──────── Input ────────

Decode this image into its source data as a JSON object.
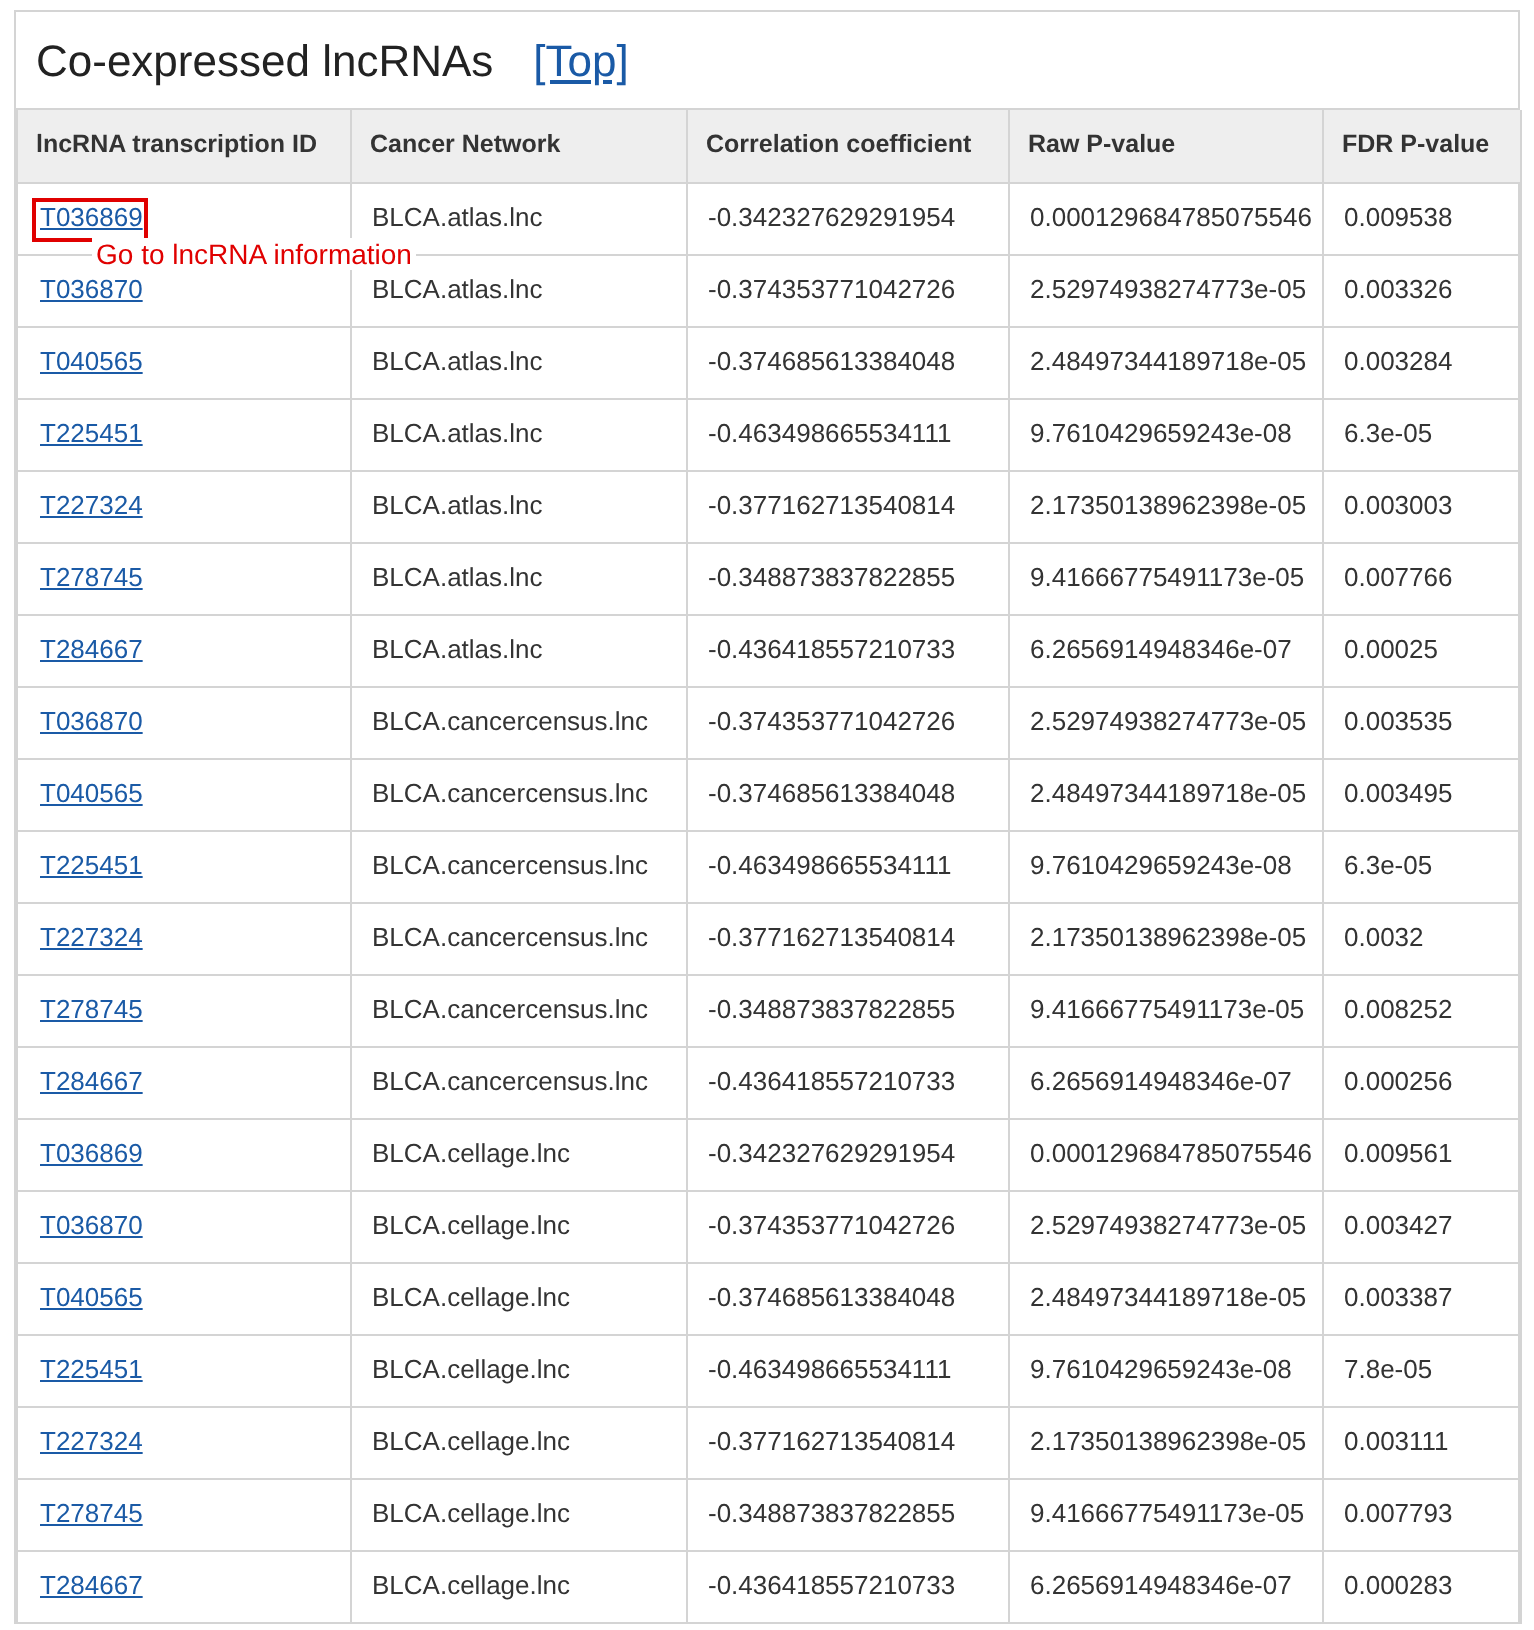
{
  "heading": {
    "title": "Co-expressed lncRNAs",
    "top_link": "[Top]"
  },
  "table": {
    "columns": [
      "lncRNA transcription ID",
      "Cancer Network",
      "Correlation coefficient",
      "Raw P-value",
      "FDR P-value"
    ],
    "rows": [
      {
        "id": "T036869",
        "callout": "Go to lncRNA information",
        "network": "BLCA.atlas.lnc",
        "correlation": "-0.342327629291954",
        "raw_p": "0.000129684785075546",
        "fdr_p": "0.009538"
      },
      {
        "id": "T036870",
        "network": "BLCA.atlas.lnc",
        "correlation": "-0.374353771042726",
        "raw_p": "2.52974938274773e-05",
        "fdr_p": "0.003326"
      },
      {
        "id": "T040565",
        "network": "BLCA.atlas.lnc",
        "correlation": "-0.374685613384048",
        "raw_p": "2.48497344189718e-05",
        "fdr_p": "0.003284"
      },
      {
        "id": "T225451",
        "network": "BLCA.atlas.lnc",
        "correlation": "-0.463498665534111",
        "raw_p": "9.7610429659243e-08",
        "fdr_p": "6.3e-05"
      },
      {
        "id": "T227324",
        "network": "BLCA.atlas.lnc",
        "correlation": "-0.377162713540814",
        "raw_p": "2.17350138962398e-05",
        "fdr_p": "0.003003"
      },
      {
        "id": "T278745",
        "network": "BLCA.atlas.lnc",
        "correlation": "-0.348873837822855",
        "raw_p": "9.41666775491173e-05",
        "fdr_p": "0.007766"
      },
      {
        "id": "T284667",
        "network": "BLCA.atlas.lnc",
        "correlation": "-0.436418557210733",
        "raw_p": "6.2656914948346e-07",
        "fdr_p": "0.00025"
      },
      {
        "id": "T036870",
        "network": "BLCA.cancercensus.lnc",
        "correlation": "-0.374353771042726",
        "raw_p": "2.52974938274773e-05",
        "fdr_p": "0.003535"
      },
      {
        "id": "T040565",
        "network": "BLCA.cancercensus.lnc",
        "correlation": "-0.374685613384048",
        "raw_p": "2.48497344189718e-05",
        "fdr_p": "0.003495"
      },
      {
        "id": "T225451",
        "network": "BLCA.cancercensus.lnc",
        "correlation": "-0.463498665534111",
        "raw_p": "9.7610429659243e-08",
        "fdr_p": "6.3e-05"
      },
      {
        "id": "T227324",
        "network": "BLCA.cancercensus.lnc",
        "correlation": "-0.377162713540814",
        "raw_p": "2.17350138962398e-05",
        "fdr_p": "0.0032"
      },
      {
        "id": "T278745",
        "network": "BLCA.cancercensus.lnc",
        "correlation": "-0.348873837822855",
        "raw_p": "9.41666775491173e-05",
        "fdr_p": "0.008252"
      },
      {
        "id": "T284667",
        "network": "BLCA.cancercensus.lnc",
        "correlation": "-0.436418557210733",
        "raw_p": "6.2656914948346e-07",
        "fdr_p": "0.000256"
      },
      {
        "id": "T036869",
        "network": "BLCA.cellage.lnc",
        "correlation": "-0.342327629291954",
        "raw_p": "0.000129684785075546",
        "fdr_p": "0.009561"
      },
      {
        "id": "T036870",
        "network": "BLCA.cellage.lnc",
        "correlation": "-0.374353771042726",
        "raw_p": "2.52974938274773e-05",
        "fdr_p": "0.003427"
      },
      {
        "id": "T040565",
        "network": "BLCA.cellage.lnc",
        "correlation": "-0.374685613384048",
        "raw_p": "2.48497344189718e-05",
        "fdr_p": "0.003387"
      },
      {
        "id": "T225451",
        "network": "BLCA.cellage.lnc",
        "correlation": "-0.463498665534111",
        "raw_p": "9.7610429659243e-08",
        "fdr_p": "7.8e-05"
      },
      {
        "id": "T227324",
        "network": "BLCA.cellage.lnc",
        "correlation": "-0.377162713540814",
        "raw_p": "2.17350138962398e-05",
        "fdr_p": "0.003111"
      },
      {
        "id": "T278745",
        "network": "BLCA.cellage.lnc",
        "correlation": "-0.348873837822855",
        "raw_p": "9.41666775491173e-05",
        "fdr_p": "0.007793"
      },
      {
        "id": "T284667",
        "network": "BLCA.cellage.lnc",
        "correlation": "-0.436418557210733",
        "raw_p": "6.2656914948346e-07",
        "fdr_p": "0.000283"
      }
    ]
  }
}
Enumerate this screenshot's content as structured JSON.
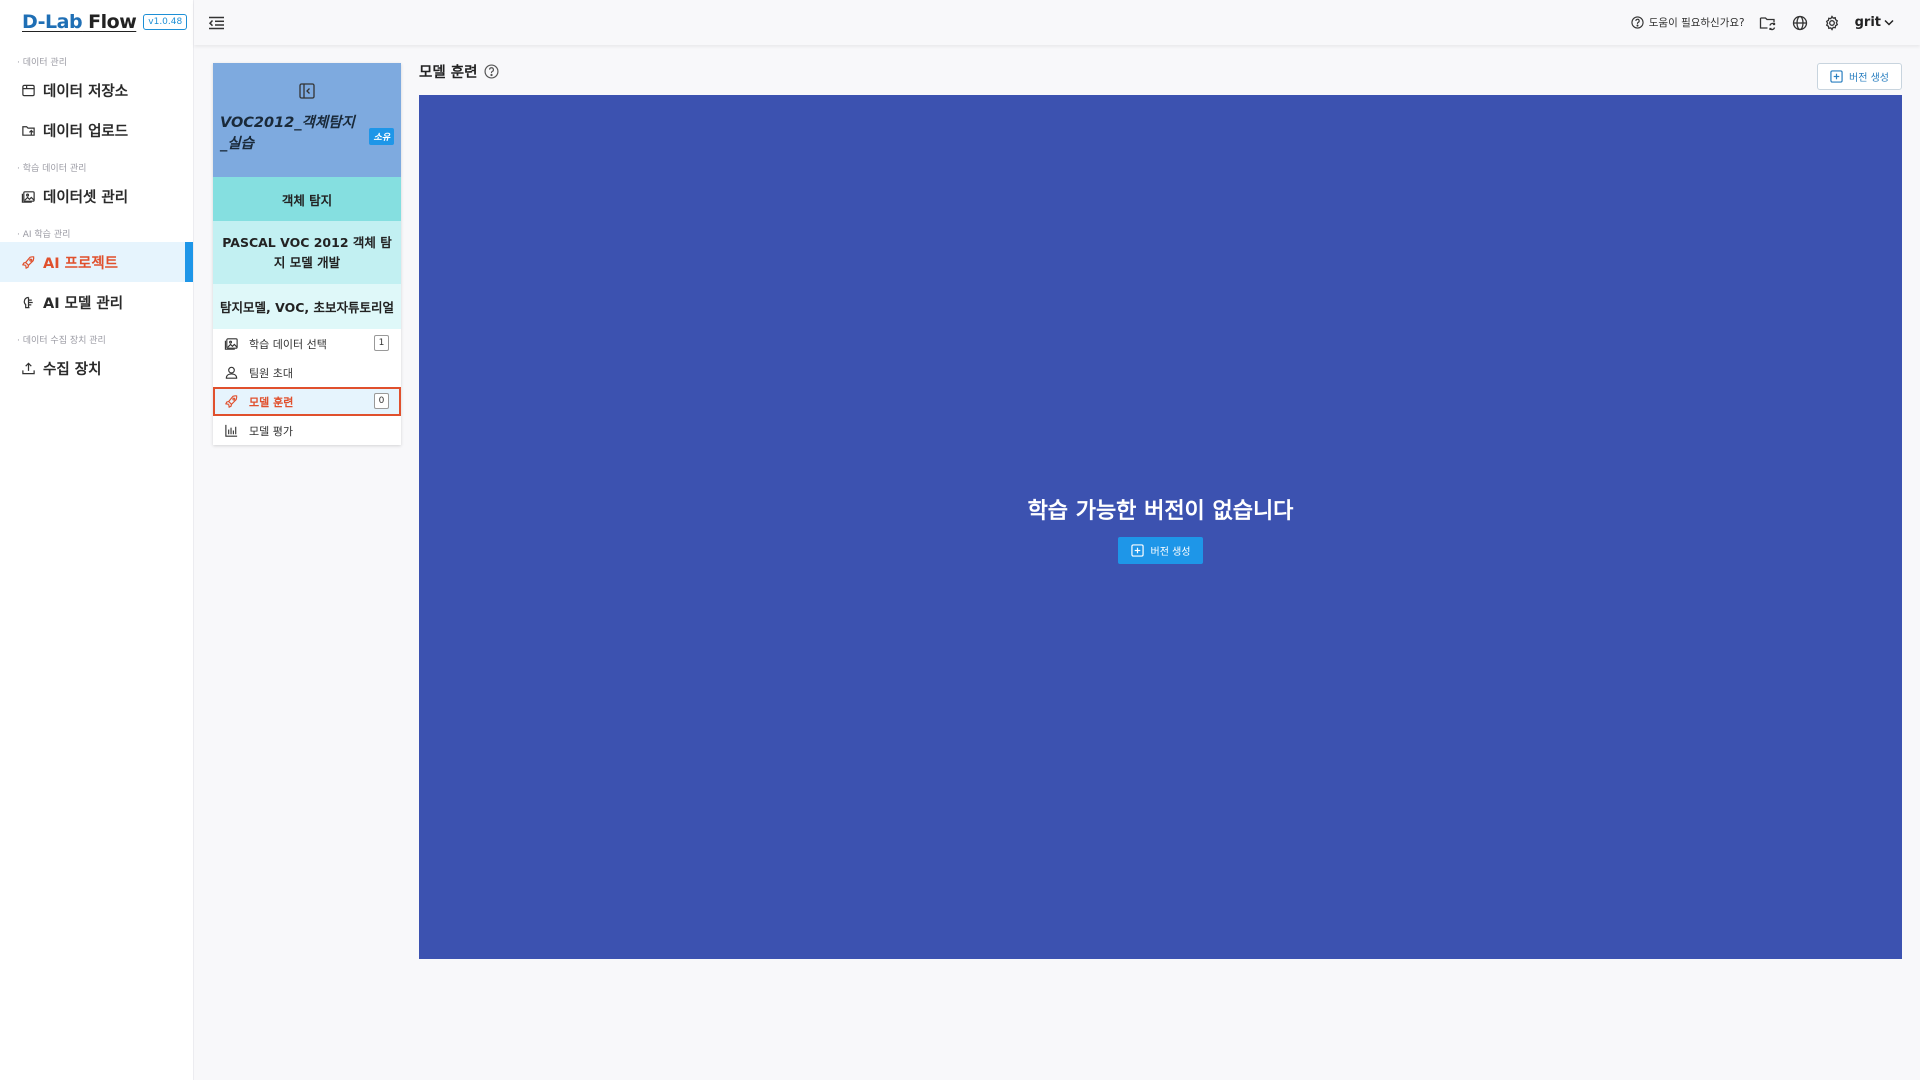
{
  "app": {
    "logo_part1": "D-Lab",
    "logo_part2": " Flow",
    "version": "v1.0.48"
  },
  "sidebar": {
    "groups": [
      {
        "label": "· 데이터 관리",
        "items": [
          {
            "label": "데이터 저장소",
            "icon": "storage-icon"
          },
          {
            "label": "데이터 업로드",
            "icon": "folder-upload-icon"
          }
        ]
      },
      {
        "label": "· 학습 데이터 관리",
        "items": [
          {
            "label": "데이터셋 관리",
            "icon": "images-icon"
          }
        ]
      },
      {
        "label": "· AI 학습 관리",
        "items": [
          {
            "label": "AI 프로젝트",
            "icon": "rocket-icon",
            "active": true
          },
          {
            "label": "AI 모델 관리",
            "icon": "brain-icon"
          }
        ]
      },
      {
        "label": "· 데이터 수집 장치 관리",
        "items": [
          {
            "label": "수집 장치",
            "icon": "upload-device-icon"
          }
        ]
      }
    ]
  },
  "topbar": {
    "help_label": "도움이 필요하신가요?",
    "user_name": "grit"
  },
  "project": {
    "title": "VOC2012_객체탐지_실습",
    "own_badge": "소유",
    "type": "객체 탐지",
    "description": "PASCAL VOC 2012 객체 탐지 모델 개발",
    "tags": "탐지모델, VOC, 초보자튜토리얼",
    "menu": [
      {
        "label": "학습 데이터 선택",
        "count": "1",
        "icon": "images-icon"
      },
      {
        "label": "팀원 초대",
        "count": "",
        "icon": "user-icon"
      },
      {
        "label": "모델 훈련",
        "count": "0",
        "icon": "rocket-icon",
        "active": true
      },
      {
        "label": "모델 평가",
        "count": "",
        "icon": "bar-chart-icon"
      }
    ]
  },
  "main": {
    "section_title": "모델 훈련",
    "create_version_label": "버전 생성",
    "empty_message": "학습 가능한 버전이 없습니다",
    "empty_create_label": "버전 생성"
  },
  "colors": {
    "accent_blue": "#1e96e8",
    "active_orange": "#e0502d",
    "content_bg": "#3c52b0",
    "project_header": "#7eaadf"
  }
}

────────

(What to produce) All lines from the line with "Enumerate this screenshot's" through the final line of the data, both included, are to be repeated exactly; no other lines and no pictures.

(Task answer)
Enumerate this screenshot's content as structured JSON.
{
  "app": {
    "logo_part1": "D-Lab",
    "logo_part2": " Flow",
    "version": "v1.0.48"
  },
  "sidebar": {
    "groups": [
      {
        "label": "· 데이터 관리",
        "items": [
          {
            "label": "데이터 저장소",
            "icon": "storage-icon"
          },
          {
            "label": "데이터 업로드",
            "icon": "folder-upload-icon"
          }
        ]
      },
      {
        "label": "· 학습 데이터 관리",
        "items": [
          {
            "label": "데이터셋 관리",
            "icon": "images-icon"
          }
        ]
      },
      {
        "label": "· AI 학습 관리",
        "items": [
          {
            "label": "AI 프로젝트",
            "icon": "rocket-icon",
            "active": true
          },
          {
            "label": "AI 모델 관리",
            "icon": "brain-icon"
          }
        ]
      },
      {
        "label": "· 데이터 수집 장치 관리",
        "items": [
          {
            "label": "수집 장치",
            "icon": "upload-device-icon"
          }
        ]
      }
    ]
  },
  "topbar": {
    "help_label": "도움이 필요하신가요?",
    "user_name": "grit"
  },
  "project": {
    "title": "VOC2012_객체탐지_실습",
    "own_badge": "소유",
    "type": "객체 탐지",
    "description": "PASCAL VOC 2012 객체 탐지 모델 개발",
    "tags": "탐지모델, VOC, 초보자튜토리얼",
    "menu": [
      {
        "label": "학습 데이터 선택",
        "count": "1",
        "icon": "images-icon"
      },
      {
        "label": "팀원 초대",
        "count": "",
        "icon": "user-icon"
      },
      {
        "label": "모델 훈련",
        "count": "0",
        "icon": "rocket-icon",
        "active": true
      },
      {
        "label": "모델 평가",
        "count": "",
        "icon": "bar-chart-icon"
      }
    ]
  },
  "main": {
    "section_title": "모델 훈련",
    "create_version_label": "버전 생성",
    "empty_message": "학습 가능한 버전이 없습니다",
    "empty_create_label": "버전 생성"
  },
  "colors": {
    "accent_blue": "#1e96e8",
    "active_orange": "#e0502d",
    "content_bg": "#3c52b0",
    "project_header": "#7eaadf"
  }
}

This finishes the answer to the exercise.